**WORK TO COMPLETE**
Your answer should be a faithful copy of the entire listing.

**GIVEN ENTRIES**
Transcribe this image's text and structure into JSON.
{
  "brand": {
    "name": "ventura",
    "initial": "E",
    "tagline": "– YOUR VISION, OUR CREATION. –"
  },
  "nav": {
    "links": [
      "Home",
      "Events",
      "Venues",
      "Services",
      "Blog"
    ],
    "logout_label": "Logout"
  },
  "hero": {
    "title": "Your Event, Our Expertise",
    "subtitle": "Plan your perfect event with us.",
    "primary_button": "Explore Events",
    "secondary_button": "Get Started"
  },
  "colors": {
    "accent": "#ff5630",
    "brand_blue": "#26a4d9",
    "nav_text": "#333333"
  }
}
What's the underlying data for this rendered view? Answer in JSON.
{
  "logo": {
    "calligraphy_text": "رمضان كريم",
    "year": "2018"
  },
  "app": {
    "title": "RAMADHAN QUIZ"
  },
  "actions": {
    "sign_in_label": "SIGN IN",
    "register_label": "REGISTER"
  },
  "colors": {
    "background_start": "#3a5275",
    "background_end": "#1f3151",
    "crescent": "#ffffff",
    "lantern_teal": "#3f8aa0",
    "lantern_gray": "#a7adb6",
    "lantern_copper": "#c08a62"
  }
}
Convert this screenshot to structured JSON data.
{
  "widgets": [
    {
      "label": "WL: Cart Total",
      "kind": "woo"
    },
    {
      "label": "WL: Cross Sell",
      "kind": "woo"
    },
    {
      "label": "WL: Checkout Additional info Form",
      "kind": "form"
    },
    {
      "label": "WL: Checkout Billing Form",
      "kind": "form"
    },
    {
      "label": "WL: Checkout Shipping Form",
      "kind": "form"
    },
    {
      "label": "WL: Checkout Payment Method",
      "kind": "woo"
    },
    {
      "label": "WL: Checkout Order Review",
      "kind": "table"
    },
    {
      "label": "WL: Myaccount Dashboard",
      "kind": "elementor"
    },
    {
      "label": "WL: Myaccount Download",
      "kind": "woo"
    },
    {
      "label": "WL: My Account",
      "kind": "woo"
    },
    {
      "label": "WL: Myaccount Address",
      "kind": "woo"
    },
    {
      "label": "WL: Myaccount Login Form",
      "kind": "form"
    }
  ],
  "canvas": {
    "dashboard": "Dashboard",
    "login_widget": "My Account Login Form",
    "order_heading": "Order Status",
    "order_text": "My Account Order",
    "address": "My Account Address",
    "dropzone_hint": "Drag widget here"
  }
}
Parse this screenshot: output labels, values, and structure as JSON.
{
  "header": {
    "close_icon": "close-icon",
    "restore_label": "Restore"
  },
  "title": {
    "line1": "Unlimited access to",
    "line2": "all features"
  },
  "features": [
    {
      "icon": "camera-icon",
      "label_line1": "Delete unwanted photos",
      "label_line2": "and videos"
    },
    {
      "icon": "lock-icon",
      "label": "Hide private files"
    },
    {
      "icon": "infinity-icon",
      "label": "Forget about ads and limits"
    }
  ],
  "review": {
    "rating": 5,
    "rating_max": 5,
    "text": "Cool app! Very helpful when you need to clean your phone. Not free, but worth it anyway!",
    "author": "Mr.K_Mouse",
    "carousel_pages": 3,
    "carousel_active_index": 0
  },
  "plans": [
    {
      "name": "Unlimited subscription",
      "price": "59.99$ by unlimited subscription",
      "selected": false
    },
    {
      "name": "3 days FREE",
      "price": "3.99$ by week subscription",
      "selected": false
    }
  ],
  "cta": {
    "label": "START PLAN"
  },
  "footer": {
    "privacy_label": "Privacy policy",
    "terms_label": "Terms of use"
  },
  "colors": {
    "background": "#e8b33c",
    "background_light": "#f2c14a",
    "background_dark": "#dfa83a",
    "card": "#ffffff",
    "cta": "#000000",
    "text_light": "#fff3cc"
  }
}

**THE ANSWER**
Transcribe this image's text and structure into JSON.
{
  "brand": {
    "name": "ventura",
    "initial": "E",
    "tagline": "– YOUR VISION, OUR CREATION. –"
  },
  "nav": {
    "links": [
      "Home",
      "Events",
      "Venues",
      "Services",
      "Blog"
    ],
    "logout_label": "Logout"
  },
  "hero": {
    "title": "Your Event, Our Expertise",
    "subtitle": "Plan your perfect event with us.",
    "primary_button": "Explore Events",
    "secondary_button": "Get Started"
  },
  "colors": {
    "accent": "#ff5630",
    "brand_blue": "#26a4d9",
    "nav_text": "#333333"
  }
}
What's the underlying data for this rendered view? Answer in JSON.
{
  "logo": {
    "calligraphy_text": "رمضان كريم",
    "year": "2018"
  },
  "app": {
    "title": "RAMADHAN QUIZ"
  },
  "actions": {
    "sign_in_label": "SIGN IN",
    "register_label": "REGISTER"
  },
  "colors": {
    "background_start": "#3a5275",
    "background_end": "#1f3151",
    "crescent": "#ffffff",
    "lantern_teal": "#3f8aa0",
    "lantern_gray": "#a7adb6",
    "lantern_copper": "#c08a62"
  }
}
Convert this screenshot to structured JSON data.
{
  "widgets": [
    {
      "label": "WL: Cart Total",
      "kind": "woo"
    },
    {
      "label": "WL: Cross Sell",
      "kind": "woo"
    },
    {
      "label": "WL: Checkout Additional info Form",
      "kind": "form"
    },
    {
      "label": "WL: Checkout Billing Form",
      "kind": "form"
    },
    {
      "label": "WL: Checkout Shipping Form",
      "kind": "form"
    },
    {
      "label": "WL: Checkout Payment Method",
      "kind": "woo"
    },
    {
      "label": "WL: Checkout Order Review",
      "kind": "table"
    },
    {
      "label": "WL: Myaccount Dashboard",
      "kind": "elementor"
    },
    {
      "label": "WL: Myaccount Download",
      "kind": "woo"
    },
    {
      "label": "WL: My Account",
      "kind": "woo"
    },
    {
      "label": "WL: Myaccount Address",
      "kind": "woo"
    },
    {
      "label": "WL: Myaccount Login Form",
      "kind": "form"
    }
  ],
  "canvas": {
    "dashboard": "Dashboard",
    "login_widget": "My Account Login Form",
    "order_heading": "Order Status",
    "order_text": "My Account Order",
    "address": "My Account Address",
    "dropzone_hint": "Drag widget here"
  }
}
Parse this screenshot: output labels, values, and structure as JSON.
{
  "header": {
    "close_icon": "close-icon",
    "restore_label": "Restore"
  },
  "title": {
    "line1": "Unlimited access to",
    "line2": "all features"
  },
  "features": [
    {
      "icon": "camera-icon",
      "label_line1": "Delete unwanted photos",
      "label_line2": "and videos"
    },
    {
      "icon": "lock-icon",
      "label": "Hide private files"
    },
    {
      "icon": "infinity-icon",
      "label": "Forget about ads and limits"
    }
  ],
  "review": {
    "rating": 5,
    "rating_max": 5,
    "text": "Cool app! Very helpful when you need to clean your phone. Not free, but worth it anyway!",
    "author": "Mr.K_Mouse",
    "carousel_pages": 3,
    "carousel_active_index": 0
  },
  "plans": [
    {
      "name": "Unlimited subscription",
      "price": "59.99$ by unlimited subscription",
      "selected": false
    },
    {
      "name": "3 days FREE",
      "price": "3.99$ by week subscription",
      "selected": false
    }
  ],
  "cta": {
    "label": "START PLAN"
  },
  "footer": {
    "privacy_label": "Privacy policy",
    "terms_label": "Terms of use"
  },
  "colors": {
    "background": "#e8b33c",
    "background_light": "#f2c14a",
    "background_dark": "#dfa83a",
    "card": "#ffffff",
    "cta": "#000000",
    "text_light": "#fff3cc"
  }
}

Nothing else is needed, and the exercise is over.